($1 = 0.7523 pounds)

(Editing by Mark Potter and Alexander Smith)

Philadelphia passes soda tax after mayor rewrites playbook

Soda in Walmart

By Luc Cohen

NEW YORK (Reuters) – Philadelphia Mayor Jim Kenney scored a victory that eluded more than 40 U.S. public officials who took on the powerful U.S. soda industry when the city council voted on Thursday to slap a tax on sweetened drinks.

After a bitter, months-long battle, the city council voted 13-4 to approve a 1.5 cent-per-ounce tax on sugary and diet drinks. The council already approved the plan in a preliminary vote last week, and the outcome had not been expected to change.

The City of Brotherly Love became the biggest U.S. city to have such a tax. Much smaller Berkeley, California, was the first.

Similar efforts, including several spearheaded by former New York City Mayor Michael Bloomberg, were defeated after intense lobbying from organizations like the American Beverage Association, which opposes the Philadelphia move and represents Coca-Cola Co and PepsiCo Inc.

The Philadelphia tax marked a major victory for health advocates who say sugary drinks cause obesity and diabetes. But experts noted those concerns were not the focus for Kenney and other backers of the tax as they took on critics complaining that “nanny state” public health measures intrude on residents’ personal lives.

Instead, Kenney rewrote the soda-tax advocate’s playbook. He played up the benefits of the cash injection from the tax for the city’s depleted coffers. In the first year, the tax is projected to raise $91 million, and he pledged to spend funds on public programs such as universal pre-kindergarten.

The strategic shift could lend momentum to movements in San Francisco, neighboring Oakland, California, and Boulder, Colorado. Residents of those cities will vote in November on similar taxes, which could deal further blows to a U.S. soft drink industry already hit by declining soda consumption.

U.S. soda consumption fell for the 11th straight year in 2015, according to Euromonitor data.

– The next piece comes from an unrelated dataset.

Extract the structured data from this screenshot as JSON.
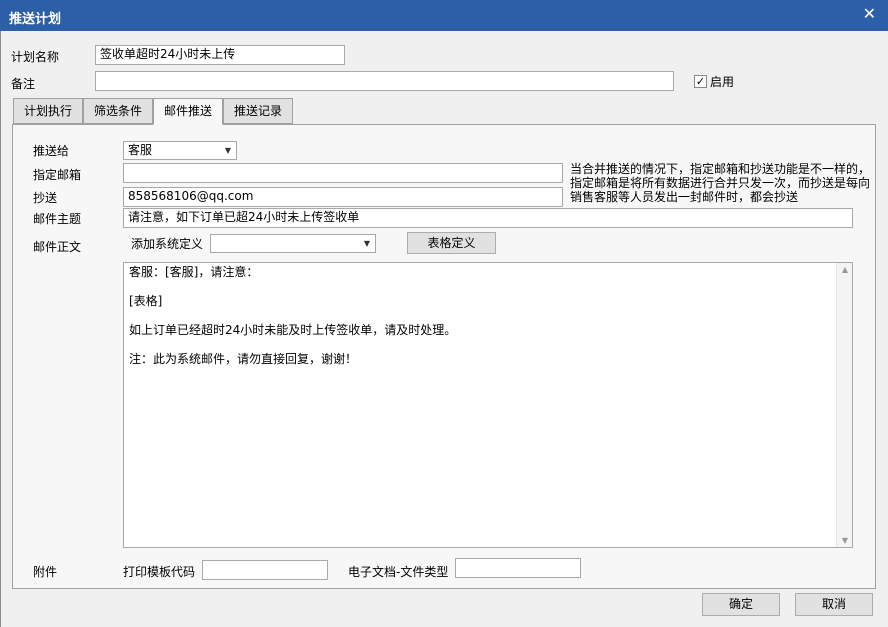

Bloomberg made public health a centerpiece of his tenure as New York City mayor between 2002 and 2013. He moved to limit smoking in parks and restaurants, ban transfats and require calorie counts posted in some restaurants.

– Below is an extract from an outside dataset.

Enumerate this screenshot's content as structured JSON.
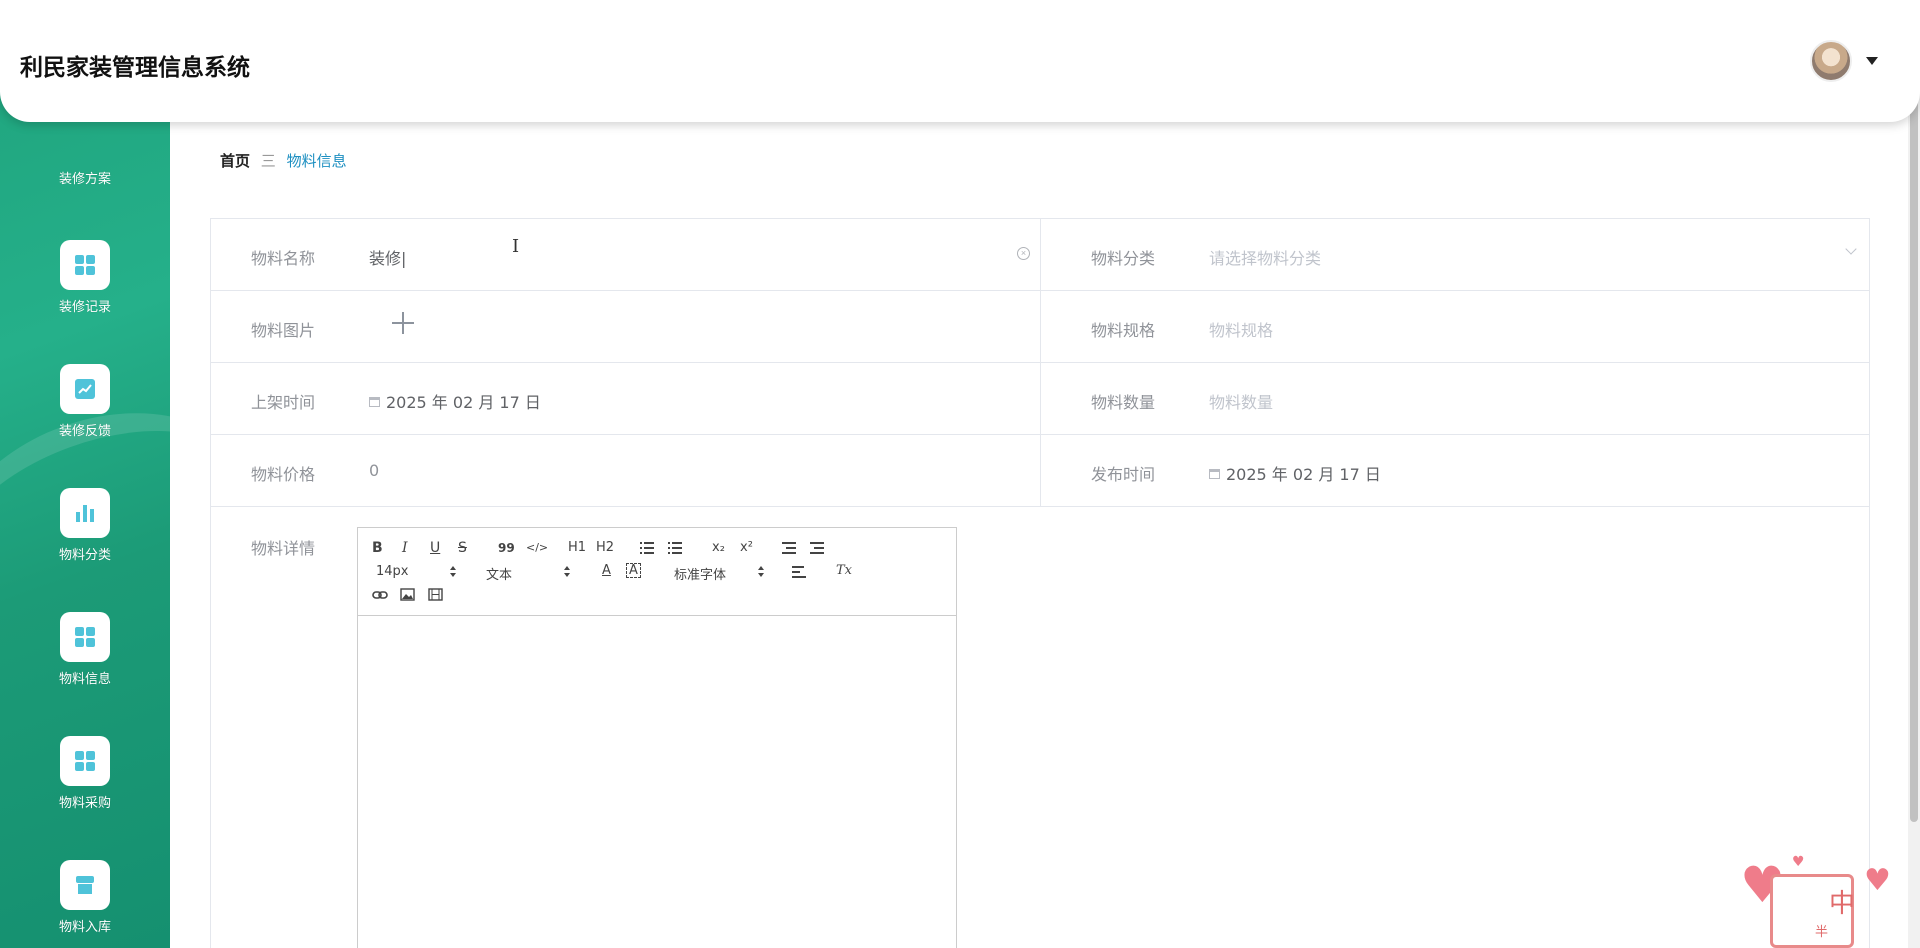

On soda, he pushed for a tax, then a ban on soda purchases with food stamps, and finally a much-lampooned limit on the size of sugary drinks. His efforts were ultimately rejected, with critics decrying the moves toward a “nanny state.”

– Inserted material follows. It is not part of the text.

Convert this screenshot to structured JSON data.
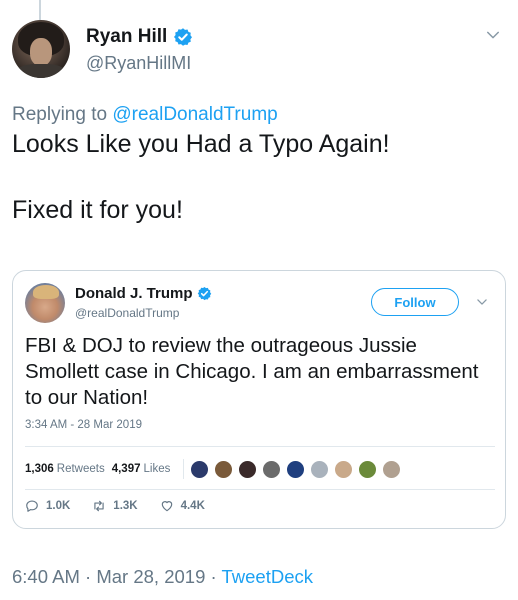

The strategy worked in Britain, where a new soft drinks levy was announced in March after officials emphasized the country’s obesity crisis, saying it cost the economy billions of pounds annually and was a huge burden on the state-funded health system.

That approach never worked in Philadelphia. Michael Nutter, the previous mayor, twice tried to pass a soda tax as a health initiative and as a way to plug a budget shortfall. He was unable to push it through the city council.

Kenney, who became Philadelphia’s mayor in January, had made a campaign pledge to provide universal pre-kindergarten, and he kept that issue as his focus. A spokeswoman said complex state laws on taxation made enacting a citywide soda tax the best option to raise revenue for that signature proposal.

Bloomberg personally contributed funding to support Philadelphia’s pro-tax campaigners.


Opponents of Philadelphia’s soda tax argued that the measure will disproportionately hurt the poor and prompt Philadelphians to travel to nearby suburbs to buy soda.

In Colorado, Boulder hopes to use soda tax revenue on health programs, and San Francisco and Oakland officials would recommend but not require funds raised to go toward obesity and diabetes prevention.

When Berkeley passed its soda tax in 2014, industry groups dismissed the measure as a fluke given the city’s largely white population and reputation as a hotbed for liberal measures.

But Philadelphia is the fifth-largest U.S. city, with 1.6 million people. “No one can trivialize it as they can trivialize Berkeley,” said Larry Tramutola, a California political strategist who worked on the Berkeley campaign and is currently leading the San Francisco and Oakland efforts.

(Additional reporting by Melissa Fares in New York; Editing by David Gregorio and Dan Grebler)